Material for this exercise: Begin

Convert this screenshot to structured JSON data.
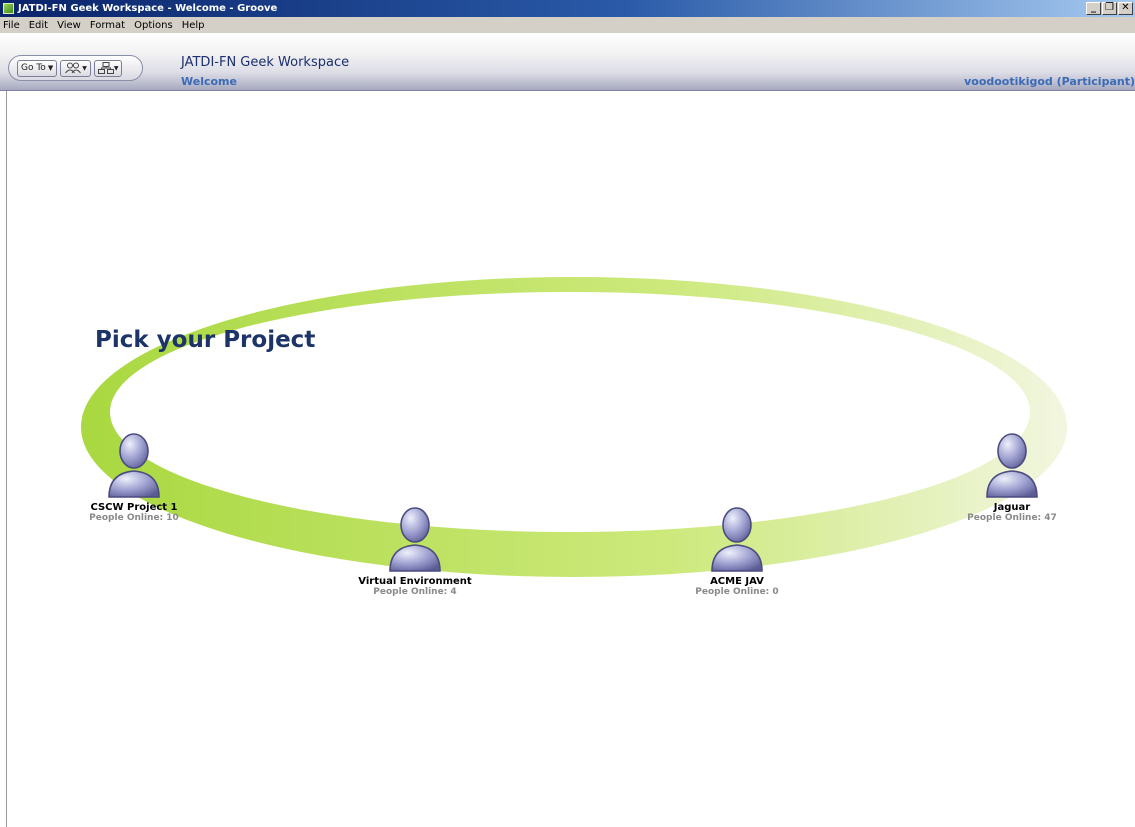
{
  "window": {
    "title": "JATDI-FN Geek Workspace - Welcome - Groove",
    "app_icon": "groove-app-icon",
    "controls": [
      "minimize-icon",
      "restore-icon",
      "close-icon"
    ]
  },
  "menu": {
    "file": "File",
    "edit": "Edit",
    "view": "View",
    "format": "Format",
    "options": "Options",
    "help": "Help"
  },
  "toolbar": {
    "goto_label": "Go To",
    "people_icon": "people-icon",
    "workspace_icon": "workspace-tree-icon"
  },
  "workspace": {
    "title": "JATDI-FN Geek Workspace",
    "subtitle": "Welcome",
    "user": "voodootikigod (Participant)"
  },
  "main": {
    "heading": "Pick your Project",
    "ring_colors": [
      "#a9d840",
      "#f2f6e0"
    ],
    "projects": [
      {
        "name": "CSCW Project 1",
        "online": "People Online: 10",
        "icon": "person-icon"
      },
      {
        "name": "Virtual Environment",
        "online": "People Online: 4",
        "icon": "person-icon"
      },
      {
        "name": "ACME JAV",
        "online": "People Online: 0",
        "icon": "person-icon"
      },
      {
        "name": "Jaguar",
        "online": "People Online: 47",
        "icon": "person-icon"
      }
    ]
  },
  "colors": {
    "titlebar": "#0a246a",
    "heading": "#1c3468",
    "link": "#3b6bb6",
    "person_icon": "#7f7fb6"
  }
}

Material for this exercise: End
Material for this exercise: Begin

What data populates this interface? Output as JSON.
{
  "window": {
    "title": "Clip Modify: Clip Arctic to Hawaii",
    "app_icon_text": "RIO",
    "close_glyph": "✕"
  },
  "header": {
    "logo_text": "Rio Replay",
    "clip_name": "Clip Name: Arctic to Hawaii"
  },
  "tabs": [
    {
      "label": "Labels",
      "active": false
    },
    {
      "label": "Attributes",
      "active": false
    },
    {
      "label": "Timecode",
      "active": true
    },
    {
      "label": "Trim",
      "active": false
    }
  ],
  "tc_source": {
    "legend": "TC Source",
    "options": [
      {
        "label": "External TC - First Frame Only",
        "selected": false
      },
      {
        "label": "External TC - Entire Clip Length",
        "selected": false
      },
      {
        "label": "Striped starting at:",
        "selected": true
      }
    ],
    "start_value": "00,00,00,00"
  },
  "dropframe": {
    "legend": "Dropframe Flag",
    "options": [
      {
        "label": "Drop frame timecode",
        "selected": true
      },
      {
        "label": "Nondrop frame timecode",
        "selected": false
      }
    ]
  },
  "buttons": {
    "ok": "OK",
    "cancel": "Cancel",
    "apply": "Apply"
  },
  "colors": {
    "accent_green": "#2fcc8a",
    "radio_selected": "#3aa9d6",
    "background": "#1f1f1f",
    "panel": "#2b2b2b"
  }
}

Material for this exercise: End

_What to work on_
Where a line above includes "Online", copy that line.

_Result of the task_
        "online": "People Online: 10",
        "online": "People Online: 4",
        "online": "People Online: 0",
        "online": "People Online: 47",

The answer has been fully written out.